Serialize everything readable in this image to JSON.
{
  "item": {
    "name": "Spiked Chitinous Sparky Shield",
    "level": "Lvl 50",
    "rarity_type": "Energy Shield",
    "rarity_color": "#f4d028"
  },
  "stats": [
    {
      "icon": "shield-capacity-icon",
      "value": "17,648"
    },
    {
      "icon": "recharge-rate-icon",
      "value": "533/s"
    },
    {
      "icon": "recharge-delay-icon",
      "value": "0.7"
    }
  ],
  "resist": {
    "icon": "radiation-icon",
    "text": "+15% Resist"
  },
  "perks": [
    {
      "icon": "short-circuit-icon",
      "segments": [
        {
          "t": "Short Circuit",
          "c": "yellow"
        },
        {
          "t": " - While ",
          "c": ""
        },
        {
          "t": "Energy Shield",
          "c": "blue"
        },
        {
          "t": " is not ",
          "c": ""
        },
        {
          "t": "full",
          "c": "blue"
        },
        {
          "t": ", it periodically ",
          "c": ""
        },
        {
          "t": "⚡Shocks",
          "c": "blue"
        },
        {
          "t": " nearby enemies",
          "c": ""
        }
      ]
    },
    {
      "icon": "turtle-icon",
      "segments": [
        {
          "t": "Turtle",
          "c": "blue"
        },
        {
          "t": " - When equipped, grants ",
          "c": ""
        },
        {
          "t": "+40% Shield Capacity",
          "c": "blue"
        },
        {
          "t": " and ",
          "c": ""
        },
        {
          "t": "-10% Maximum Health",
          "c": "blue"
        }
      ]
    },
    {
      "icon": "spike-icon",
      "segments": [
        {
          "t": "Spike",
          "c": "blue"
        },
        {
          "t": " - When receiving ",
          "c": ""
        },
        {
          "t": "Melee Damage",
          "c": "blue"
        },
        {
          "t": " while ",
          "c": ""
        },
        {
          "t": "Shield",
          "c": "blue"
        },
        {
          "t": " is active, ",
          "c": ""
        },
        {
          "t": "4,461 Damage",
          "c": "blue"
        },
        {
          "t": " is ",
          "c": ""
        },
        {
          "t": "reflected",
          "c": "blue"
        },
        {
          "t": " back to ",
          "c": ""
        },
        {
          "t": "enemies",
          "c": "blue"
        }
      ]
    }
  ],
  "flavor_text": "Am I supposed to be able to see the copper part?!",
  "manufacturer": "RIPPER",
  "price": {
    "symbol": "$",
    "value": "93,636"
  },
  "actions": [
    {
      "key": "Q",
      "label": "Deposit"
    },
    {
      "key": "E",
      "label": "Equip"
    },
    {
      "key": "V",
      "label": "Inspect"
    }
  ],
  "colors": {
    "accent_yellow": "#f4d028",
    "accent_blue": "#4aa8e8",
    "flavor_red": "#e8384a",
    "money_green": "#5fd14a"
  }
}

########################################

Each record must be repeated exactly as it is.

Serialize everything readable in this image to JSON.
{
  "item": {
    "name": "Spiked Chitinous Sparky Shield",
    "level": "Lvl 50",
    "rarity_type": "Energy Shield",
    "rarity_color": "#f4d028"
  },
  "stats": [
    {
      "icon": "shield-capacity-icon",
      "value": "17,648"
    },
    {
      "icon": "recharge-rate-icon",
      "value": "533/s"
    },
    {
      "icon": "recharge-delay-icon",
      "value": "0.7"
    }
  ],
  "resist": {
    "icon": "radiation-icon",
    "text": "+15% Resist"
  },
  "perks": [
    {
      "icon": "short-circuit-icon",
      "segments": [
        {
          "t": "Short Circuit",
          "c": "yellow"
        },
        {
          "t": " - While ",
          "c": ""
        },
        {
          "t": "Energy Shield",
          "c": "blue"
        },
        {
          "t": " is not ",
          "c": ""
        },
        {
          "t": "full",
          "c": "blue"
        },
        {
          "t": ", it periodically ",
          "c": ""
        },
        {
          "t": "⚡Shocks",
          "c": "blue"
        },
        {
          "t": " nearby enemies",
          "c": ""
        }
      ]
    },
    {
      "icon": "turtle-icon",
      "segments": [
        {
          "t": "Turtle",
          "c": "blue"
        },
        {
          "t": " - When equipped, grants ",
          "c": ""
        },
        {
          "t": "+40% Shield Capacity",
          "c": "blue"
        },
        {
          "t": " and ",
          "c": ""
        },
        {
          "t": "-10% Maximum Health",
          "c": "blue"
        }
      ]
    },
    {
      "icon": "spike-icon",
      "segments": [
        {
          "t": "Spike",
          "c": "blue"
        },
        {
          "t": " - When receiving ",
          "c": ""
        },
        {
          "t": "Melee Damage",
          "c": "blue"
        },
        {
          "t": " while ",
          "c": ""
        },
        {
          "t": "Shield",
          "c": "blue"
        },
        {
          "t": " is active, ",
          "c": ""
        },
        {
          "t": "4,461 Damage",
          "c": "blue"
        },
        {
          "t": " is ",
          "c": ""
        },
        {
          "t": "reflected",
          "c": "blue"
        },
        {
          "t": " back to ",
          "c": ""
        },
        {
          "t": "enemies",
          "c": "blue"
        }
      ]
    }
  ],
  "flavor_text": "Am I supposed to be able to see the copper part?!",
  "manufacturer": "RIPPER",
  "price": {
    "symbol": "$",
    "value": "93,636"
  },
  "actions": [
    {
      "key": "Q",
      "label": "Deposit"
    },
    {
      "key": "E",
      "label": "Equip"
    },
    {
      "key": "V",
      "label": "Inspect"
    }
  ],
  "colors": {
    "accent_yellow": "#f4d028",
    "accent_blue": "#4aa8e8",
    "flavor_red": "#e8384a",
    "money_green": "#5fd14a"
  }
}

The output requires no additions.